---- Record excerpts

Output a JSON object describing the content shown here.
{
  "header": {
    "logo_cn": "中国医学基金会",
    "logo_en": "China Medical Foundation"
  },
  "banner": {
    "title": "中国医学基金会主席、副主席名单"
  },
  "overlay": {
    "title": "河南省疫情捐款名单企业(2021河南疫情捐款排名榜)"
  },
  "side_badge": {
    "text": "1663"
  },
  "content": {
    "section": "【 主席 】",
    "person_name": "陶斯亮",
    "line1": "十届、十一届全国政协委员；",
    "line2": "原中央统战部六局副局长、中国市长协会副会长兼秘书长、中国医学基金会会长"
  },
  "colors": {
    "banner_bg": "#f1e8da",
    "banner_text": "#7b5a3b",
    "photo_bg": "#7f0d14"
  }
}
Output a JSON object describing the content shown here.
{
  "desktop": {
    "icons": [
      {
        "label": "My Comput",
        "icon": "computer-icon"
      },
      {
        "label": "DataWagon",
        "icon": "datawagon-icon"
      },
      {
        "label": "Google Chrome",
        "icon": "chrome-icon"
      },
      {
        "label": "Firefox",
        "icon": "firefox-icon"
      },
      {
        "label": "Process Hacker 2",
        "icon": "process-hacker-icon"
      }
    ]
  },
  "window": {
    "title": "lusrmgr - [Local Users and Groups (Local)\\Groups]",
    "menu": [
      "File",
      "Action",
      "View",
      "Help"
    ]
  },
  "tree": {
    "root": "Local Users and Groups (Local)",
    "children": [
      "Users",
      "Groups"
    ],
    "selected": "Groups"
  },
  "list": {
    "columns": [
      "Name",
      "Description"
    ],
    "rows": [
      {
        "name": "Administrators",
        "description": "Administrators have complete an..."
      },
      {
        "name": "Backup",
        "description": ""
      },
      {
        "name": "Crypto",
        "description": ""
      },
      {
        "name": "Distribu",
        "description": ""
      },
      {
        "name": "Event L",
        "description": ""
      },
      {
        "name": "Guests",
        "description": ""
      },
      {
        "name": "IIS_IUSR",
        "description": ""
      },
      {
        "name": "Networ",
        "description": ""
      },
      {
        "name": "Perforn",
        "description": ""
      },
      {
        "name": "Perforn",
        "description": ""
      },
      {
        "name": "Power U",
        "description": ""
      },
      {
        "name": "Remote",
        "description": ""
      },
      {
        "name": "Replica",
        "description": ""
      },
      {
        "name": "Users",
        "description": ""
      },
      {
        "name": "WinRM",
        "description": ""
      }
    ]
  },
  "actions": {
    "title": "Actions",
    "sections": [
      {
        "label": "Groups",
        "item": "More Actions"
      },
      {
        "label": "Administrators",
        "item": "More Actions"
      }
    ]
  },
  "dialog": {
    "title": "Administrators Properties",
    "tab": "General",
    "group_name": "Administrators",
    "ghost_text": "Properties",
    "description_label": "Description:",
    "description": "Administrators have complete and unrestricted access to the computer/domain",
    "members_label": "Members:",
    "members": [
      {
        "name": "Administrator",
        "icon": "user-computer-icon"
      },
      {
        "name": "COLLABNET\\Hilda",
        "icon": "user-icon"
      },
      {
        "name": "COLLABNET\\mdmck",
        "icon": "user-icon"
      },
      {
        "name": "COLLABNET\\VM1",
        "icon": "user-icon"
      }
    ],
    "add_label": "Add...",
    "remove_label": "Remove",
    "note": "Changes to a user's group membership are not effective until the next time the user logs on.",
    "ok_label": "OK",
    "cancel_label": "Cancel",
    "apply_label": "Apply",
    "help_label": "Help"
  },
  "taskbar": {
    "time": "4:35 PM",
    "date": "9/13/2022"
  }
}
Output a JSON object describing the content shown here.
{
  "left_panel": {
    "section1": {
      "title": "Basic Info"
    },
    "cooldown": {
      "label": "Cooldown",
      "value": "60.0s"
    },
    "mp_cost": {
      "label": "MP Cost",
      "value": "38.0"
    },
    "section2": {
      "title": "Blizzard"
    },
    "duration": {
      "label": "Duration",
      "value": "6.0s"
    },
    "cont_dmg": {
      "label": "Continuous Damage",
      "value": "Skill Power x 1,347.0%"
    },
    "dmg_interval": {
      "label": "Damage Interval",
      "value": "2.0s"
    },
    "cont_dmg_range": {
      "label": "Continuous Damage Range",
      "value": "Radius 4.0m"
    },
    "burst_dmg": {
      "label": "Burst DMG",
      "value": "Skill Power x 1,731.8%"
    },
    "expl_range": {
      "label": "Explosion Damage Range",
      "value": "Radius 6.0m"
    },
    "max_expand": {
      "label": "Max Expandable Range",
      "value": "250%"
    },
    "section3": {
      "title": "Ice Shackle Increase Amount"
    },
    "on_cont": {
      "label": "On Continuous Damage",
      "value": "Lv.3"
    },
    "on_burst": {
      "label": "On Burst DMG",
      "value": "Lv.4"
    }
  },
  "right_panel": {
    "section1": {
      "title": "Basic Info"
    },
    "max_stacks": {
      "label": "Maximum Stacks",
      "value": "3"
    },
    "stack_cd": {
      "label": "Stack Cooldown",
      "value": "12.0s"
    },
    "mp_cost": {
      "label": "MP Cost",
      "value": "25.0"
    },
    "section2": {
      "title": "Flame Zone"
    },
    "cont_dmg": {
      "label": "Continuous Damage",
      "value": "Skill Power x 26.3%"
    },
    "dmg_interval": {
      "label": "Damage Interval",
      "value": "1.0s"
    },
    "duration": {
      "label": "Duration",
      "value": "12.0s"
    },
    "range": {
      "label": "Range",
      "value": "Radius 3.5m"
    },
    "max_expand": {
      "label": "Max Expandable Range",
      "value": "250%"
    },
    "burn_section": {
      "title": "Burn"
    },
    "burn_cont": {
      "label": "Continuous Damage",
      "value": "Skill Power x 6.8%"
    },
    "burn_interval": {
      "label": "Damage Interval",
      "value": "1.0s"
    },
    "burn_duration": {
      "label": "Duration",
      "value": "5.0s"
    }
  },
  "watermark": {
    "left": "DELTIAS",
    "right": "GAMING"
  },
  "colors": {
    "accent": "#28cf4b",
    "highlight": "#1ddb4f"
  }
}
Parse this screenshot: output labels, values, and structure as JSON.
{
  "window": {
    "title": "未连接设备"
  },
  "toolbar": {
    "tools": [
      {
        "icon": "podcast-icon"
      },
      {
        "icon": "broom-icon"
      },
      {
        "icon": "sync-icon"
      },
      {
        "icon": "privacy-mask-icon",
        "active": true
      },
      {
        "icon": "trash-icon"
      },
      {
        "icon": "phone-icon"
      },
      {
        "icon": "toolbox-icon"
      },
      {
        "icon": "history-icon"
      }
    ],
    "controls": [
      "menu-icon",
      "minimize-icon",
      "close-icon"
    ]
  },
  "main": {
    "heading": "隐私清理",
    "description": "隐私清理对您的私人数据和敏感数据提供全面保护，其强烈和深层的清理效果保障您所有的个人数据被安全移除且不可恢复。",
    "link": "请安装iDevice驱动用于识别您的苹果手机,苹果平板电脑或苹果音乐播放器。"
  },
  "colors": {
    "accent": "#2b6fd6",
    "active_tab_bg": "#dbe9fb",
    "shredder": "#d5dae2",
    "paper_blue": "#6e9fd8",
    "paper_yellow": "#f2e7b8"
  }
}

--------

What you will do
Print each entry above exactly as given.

Solved problem
Output a JSON object describing the content shown here.
{
  "header": {
    "logo_cn": "中国医学基金会",
    "logo_en": "China Medical Foundation"
  },
  "banner": {
    "title": "中国医学基金会主席、副主席名单"
  },
  "overlay": {
    "title": "河南省疫情捐款名单企业(2021河南疫情捐款排名榜)"
  },
  "side_badge": {
    "text": "1663"
  },
  "content": {
    "section": "【 主席 】",
    "person_name": "陶斯亮",
    "line1": "十届、十一届全国政协委员；",
    "line2": "原中央统战部六局副局长、中国市长协会副会长兼秘书长、中国医学基金会会长"
  },
  "colors": {
    "banner_bg": "#f1e8da",
    "banner_text": "#7b5a3b",
    "photo_bg": "#7f0d14"
  }
}
Output a JSON object describing the content shown here.
{
  "desktop": {
    "icons": [
      {
        "label": "My Comput",
        "icon": "computer-icon"
      },
      {
        "label": "DataWagon",
        "icon": "datawagon-icon"
      },
      {
        "label": "Google Chrome",
        "icon": "chrome-icon"
      },
      {
        "label": "Firefox",
        "icon": "firefox-icon"
      },
      {
        "label": "Process Hacker 2",
        "icon": "process-hacker-icon"
      }
    ]
  },
  "window": {
    "title": "lusrmgr - [Local Users and Groups (Local)\\Groups]",
    "menu": [
      "File",
      "Action",
      "View",
      "Help"
    ]
  },
  "tree": {
    "root": "Local Users and Groups (Local)",
    "children": [
      "Users",
      "Groups"
    ],
    "selected": "Groups"
  },
  "list": {
    "columns": [
      "Name",
      "Description"
    ],
    "rows": [
      {
        "name": "Administrators",
        "description": "Administrators have complete an..."
      },
      {
        "name": "Backup",
        "description": ""
      },
      {
        "name": "Crypto",
        "description": ""
      },
      {
        "name": "Distribu",
        "description": ""
      },
      {
        "name": "Event L",
        "description": ""
      },
      {
        "name": "Guests",
        "description": ""
      },
      {
        "name": "IIS_IUSR",
        "description": ""
      },
      {
        "name": "Networ",
        "description": ""
      },
      {
        "name": "Perforn",
        "description": ""
      },
      {
        "name": "Perforn",
        "description": ""
      },
      {
        "name": "Power U",
        "description": ""
      },
      {
        "name": "Remote",
        "description": ""
      },
      {
        "name": "Replica",
        "description": ""
      },
      {
        "name": "Users",
        "description": ""
      },
      {
        "name": "WinRM",
        "description": ""
      }
    ]
  },
  "actions": {
    "title": "Actions",
    "sections": [
      {
        "label": "Groups",
        "item": "More Actions"
      },
      {
        "label": "Administrators",
        "item": "More Actions"
      }
    ]
  },
  "dialog": {
    "title": "Administrators Properties",
    "tab": "General",
    "group_name": "Administrators",
    "ghost_text": "Properties",
    "description_label": "Description:",
    "description": "Administrators have complete and unrestricted access to the computer/domain",
    "members_label": "Members:",
    "members": [
      {
        "name": "Administrator",
        "icon": "user-computer-icon"
      },
      {
        "name": "COLLABNET\\Hilda",
        "icon": "user-icon"
      },
      {
        "name": "COLLABNET\\mdmck",
        "icon": "user-icon"
      },
      {
        "name": "COLLABNET\\VM1",
        "icon": "user-icon"
      }
    ],
    "add_label": "Add...",
    "remove_label": "Remove",
    "note": "Changes to a user's group membership are not effective until the next time the user logs on.",
    "ok_label": "OK",
    "cancel_label": "Cancel",
    "apply_label": "Apply",
    "help_label": "Help"
  },
  "taskbar": {
    "time": "4:35 PM",
    "date": "9/13/2022"
  }
}
Output a JSON object describing the content shown here.
{
  "left_panel": {
    "section1": {
      "title": "Basic Info"
    },
    "cooldown": {
      "label": "Cooldown",
      "value": "60.0s"
    },
    "mp_cost": {
      "label": "MP Cost",
      "value": "38.0"
    },
    "section2": {
      "title": "Blizzard"
    },
    "duration": {
      "label": "Duration",
      "value": "6.0s"
    },
    "cont_dmg": {
      "label": "Continuous Damage",
      "value": "Skill Power x 1,347.0%"
    },
    "dmg_interval": {
      "label": "Damage Interval",
      "value": "2.0s"
    },
    "cont_dmg_range": {
      "label": "Continuous Damage Range",
      "value": "Radius 4.0m"
    },
    "burst_dmg": {
      "label": "Burst DMG",
      "value": "Skill Power x 1,731.8%"
    },
    "expl_range": {
      "label": "Explosion Damage Range",
      "value": "Radius 6.0m"
    },
    "max_expand": {
      "label": "Max Expandable Range",
      "value": "250%"
    },
    "section3": {
      "title": "Ice Shackle Increase Amount"
    },
    "on_cont": {
      "label": "On Continuous Damage",
      "value": "Lv.3"
    },
    "on_burst": {
      "label": "On Burst DMG",
      "value": "Lv.4"
    }
  },
  "right_panel": {
    "section1": {
      "title": "Basic Info"
    },
    "max_stacks": {
      "label": "Maximum Stacks",
      "value": "3"
    },
    "stack_cd": {
      "label": "Stack Cooldown",
      "value": "12.0s"
    },
    "mp_cost": {
      "label": "MP Cost",
      "value": "25.0"
    },
    "section2": {
      "title": "Flame Zone"
    },
    "cont_dmg": {
      "label": "Continuous Damage",
      "value": "Skill Power x 26.3%"
    },
    "dmg_interval": {
      "label": "Damage Interval",
      "value": "1.0s"
    },
    "duration": {
      "label": "Duration",
      "value": "12.0s"
    },
    "range": {
      "label": "Range",
      "value": "Radius 3.5m"
    },
    "max_expand": {
      "label": "Max Expandable Range",
      "value": "250%"
    },
    "burn_section": {
      "title": "Burn"
    },
    "burn_cont": {
      "label": "Continuous Damage",
      "value": "Skill Power x 6.8%"
    },
    "burn_interval": {
      "label": "Damage Interval",
      "value": "1.0s"
    },
    "burn_duration": {
      "label": "Duration",
      "value": "5.0s"
    }
  },
  "watermark": {
    "left": "DELTIAS",
    "right": "GAMING"
  },
  "colors": {
    "accent": "#28cf4b",
    "highlight": "#1ddb4f"
  }
}
Parse this screenshot: output labels, values, and structure as JSON.
{
  "window": {
    "title": "未连接设备"
  },
  "toolbar": {
    "tools": [
      {
        "icon": "podcast-icon"
      },
      {
        "icon": "broom-icon"
      },
      {
        "icon": "sync-icon"
      },
      {
        "icon": "privacy-mask-icon",
        "active": true
      },
      {
        "icon": "trash-icon"
      },
      {
        "icon": "phone-icon"
      },
      {
        "icon": "toolbox-icon"
      },
      {
        "icon": "history-icon"
      }
    ],
    "controls": [
      "menu-icon",
      "minimize-icon",
      "close-icon"
    ]
  },
  "main": {
    "heading": "隐私清理",
    "description": "隐私清理对您的私人数据和敏感数据提供全面保护，其强烈和深层的清理效果保障您所有的个人数据被安全移除且不可恢复。",
    "link": "请安装iDevice驱动用于识别您的苹果手机,苹果平板电脑或苹果音乐播放器。"
  },
  "colors": {
    "accent": "#2b6fd6",
    "active_tab_bg": "#dbe9fb",
    "shredder": "#d5dae2",
    "paper_blue": "#6e9fd8",
    "paper_yellow": "#f2e7b8"
  }
}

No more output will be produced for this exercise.